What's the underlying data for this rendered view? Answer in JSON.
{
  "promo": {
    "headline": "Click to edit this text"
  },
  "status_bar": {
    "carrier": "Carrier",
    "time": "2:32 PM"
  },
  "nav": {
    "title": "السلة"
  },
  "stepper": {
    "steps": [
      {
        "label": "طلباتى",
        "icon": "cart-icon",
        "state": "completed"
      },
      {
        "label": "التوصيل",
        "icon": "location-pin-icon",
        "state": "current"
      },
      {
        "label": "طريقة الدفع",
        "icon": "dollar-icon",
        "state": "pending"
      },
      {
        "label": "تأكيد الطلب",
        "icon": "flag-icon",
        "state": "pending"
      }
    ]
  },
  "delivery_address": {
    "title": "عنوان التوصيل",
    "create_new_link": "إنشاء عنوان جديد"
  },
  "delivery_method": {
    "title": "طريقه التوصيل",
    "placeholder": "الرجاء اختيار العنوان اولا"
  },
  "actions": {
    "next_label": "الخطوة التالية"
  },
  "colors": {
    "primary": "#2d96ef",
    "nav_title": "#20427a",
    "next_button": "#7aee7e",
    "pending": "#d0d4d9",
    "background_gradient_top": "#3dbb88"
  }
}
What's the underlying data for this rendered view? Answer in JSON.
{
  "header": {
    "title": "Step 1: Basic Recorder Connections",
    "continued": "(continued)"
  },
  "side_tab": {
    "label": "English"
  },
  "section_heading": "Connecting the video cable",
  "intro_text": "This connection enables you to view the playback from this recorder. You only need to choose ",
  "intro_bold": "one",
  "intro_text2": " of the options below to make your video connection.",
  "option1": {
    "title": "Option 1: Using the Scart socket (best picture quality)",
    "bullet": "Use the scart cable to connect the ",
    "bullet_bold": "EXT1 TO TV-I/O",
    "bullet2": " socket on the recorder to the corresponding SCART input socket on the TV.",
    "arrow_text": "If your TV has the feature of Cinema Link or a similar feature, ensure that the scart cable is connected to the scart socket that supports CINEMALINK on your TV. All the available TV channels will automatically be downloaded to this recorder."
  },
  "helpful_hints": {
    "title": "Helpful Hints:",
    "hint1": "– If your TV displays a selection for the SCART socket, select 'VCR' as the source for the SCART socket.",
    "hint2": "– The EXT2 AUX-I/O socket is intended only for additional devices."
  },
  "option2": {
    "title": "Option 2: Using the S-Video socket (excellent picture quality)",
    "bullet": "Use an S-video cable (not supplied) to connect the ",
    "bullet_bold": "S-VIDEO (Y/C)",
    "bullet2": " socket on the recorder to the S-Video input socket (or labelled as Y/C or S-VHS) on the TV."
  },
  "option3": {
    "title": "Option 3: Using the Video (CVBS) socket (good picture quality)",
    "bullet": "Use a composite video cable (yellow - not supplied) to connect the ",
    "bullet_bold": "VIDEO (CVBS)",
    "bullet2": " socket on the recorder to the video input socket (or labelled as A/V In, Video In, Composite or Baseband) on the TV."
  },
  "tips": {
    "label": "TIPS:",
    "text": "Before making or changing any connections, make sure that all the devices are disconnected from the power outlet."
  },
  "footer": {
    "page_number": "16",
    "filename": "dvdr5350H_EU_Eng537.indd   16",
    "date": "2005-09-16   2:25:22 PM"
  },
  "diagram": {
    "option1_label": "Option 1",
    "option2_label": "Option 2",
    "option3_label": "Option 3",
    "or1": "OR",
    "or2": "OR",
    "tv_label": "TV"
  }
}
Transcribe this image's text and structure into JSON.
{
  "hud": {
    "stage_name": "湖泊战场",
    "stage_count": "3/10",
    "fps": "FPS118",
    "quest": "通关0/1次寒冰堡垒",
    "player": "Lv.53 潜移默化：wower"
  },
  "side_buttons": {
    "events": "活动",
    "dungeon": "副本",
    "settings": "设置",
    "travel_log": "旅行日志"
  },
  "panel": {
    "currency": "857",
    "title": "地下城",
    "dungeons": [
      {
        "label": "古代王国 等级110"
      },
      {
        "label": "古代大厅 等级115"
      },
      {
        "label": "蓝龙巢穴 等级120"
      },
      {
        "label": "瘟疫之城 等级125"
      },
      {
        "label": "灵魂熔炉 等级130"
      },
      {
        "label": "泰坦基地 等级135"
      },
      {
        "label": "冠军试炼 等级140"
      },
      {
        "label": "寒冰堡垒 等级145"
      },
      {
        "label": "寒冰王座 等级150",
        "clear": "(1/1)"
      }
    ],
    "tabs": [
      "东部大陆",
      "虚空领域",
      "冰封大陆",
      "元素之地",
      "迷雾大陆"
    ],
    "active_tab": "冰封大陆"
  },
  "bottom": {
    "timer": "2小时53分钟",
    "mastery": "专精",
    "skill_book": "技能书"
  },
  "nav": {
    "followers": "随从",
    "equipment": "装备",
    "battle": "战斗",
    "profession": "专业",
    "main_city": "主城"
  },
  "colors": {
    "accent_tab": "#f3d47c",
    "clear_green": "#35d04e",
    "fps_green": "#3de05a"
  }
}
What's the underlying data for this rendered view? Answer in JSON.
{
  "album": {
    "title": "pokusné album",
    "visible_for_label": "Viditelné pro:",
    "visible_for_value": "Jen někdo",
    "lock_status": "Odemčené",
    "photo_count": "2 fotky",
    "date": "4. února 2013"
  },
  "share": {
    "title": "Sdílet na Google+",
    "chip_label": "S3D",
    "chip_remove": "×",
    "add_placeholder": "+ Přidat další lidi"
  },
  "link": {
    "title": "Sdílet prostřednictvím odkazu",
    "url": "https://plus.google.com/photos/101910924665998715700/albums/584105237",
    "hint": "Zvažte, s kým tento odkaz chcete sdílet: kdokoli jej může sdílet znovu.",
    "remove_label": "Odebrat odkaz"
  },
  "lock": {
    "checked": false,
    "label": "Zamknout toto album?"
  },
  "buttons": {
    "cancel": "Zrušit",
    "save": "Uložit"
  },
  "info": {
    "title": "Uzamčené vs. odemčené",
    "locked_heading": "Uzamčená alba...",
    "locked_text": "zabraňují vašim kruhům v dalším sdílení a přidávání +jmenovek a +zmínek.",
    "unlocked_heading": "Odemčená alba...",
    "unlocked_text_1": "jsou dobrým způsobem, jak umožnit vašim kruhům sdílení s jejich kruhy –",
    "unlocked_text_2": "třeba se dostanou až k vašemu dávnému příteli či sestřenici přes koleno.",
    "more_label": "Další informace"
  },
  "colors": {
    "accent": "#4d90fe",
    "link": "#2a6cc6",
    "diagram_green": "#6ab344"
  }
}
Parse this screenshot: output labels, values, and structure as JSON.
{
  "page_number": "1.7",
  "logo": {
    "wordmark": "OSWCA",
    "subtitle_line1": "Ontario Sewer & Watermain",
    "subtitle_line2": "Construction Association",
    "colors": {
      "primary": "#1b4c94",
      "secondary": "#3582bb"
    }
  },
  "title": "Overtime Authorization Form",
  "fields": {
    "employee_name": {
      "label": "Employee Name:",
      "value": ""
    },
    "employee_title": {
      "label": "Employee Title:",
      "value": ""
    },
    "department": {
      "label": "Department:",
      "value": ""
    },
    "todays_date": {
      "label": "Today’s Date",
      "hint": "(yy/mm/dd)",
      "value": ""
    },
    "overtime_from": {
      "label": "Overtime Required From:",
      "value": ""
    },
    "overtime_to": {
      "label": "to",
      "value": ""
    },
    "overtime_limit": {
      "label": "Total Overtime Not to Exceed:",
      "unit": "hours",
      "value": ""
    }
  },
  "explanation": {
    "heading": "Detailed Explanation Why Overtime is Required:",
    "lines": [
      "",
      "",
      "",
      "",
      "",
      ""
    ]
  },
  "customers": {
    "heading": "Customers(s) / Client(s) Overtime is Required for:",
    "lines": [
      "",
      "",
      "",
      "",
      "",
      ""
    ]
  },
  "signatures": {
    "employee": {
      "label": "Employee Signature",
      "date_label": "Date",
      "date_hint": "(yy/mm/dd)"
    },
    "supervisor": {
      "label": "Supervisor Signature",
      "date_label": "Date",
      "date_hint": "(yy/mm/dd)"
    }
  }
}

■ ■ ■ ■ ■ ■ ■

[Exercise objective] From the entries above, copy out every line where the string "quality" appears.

[Written response]
    "title": "Option 1: Using the Scart socket (best picture quality)",
    "title": "Option 2: Using the S-Video socket (excellent picture quality)",
    "title": "Option 3: Using the Video (CVBS) socket (good picture quality)",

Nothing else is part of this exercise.